Only lines containing the word "image" belong in the answer; copy each one from the records.
== == ==
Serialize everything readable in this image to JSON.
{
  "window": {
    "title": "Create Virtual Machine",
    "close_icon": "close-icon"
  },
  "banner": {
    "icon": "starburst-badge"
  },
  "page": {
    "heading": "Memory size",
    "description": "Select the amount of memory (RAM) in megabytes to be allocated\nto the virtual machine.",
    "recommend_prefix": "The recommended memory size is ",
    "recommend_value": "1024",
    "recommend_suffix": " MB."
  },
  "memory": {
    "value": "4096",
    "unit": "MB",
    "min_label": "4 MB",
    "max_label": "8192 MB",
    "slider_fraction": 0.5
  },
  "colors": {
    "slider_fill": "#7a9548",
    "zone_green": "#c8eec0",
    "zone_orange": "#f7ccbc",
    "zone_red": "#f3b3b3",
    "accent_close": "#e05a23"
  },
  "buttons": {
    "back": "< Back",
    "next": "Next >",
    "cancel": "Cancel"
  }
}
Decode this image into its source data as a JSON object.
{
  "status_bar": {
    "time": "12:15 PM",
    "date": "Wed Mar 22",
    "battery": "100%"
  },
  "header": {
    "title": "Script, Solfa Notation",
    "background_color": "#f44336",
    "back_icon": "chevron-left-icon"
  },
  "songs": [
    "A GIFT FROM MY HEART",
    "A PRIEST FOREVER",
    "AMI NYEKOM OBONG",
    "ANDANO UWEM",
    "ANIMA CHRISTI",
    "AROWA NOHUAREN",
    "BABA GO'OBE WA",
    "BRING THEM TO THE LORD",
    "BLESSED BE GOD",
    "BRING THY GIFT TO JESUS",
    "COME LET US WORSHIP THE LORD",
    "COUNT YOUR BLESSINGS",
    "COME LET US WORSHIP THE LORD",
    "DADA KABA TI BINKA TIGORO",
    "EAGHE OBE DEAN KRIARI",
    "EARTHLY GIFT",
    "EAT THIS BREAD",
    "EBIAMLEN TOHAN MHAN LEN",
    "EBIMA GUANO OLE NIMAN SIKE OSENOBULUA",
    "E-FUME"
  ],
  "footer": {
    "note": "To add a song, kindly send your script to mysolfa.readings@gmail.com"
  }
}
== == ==
### Answer section
Serialize everything readable in this image to JSON.
Decode this image into its source data as a JSON object.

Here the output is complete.